(Interface dataset entries)
════

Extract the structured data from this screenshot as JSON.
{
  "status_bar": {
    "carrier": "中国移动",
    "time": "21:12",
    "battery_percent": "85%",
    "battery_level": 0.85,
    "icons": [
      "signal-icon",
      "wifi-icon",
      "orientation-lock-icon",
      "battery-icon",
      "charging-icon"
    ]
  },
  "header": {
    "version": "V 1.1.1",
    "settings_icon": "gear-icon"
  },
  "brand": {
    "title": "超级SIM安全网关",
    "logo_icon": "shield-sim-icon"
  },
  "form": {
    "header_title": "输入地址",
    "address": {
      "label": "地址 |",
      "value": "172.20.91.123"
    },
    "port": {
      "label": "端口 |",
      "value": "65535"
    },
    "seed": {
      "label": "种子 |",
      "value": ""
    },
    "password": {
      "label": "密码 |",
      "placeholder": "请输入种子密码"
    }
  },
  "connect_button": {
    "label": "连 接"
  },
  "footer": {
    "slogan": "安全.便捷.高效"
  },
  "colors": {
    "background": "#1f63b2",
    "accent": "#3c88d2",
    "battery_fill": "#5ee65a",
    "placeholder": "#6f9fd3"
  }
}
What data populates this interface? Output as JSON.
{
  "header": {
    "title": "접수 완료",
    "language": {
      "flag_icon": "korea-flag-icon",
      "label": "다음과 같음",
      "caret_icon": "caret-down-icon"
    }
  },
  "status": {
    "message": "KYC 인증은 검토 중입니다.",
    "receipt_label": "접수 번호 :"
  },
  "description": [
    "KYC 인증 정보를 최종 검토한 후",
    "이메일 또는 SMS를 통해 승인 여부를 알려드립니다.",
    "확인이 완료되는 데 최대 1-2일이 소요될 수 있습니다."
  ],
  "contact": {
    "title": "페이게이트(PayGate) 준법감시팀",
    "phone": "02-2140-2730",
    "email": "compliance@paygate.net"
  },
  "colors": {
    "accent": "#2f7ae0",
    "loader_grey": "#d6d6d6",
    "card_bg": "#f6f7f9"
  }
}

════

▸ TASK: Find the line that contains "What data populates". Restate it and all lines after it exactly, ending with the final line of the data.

▸ YOUR SOLUTION:
What data populates this interface? Output as JSON.
{
  "header": {
    "title": "접수 완료",
    "language": {
      "flag_icon": "korea-flag-icon",
      "label": "다음과 같음",
      "caret_icon": "caret-down-icon"
    }
  },
  "status": {
    "message": "KYC 인증은 검토 중입니다.",
    "receipt_label": "접수 번호 :"
  },
  "description": [
    "KYC 인증 정보를 최종 검토한 후",
    "이메일 또는 SMS를 통해 승인 여부를 알려드립니다.",
    "확인이 완료되는 데 최대 1-2일이 소요될 수 있습니다."
  ],
  "contact": {
    "title": "페이게이트(PayGate) 준법감시팀",
    "phone": "02-2140-2730",
    "email": "compliance@paygate.net"
  },
  "colors": {
    "accent": "#2f7ae0",
    "loader_grey": "#d6d6d6",
    "card_bg": "#f6f7f9"
  }
}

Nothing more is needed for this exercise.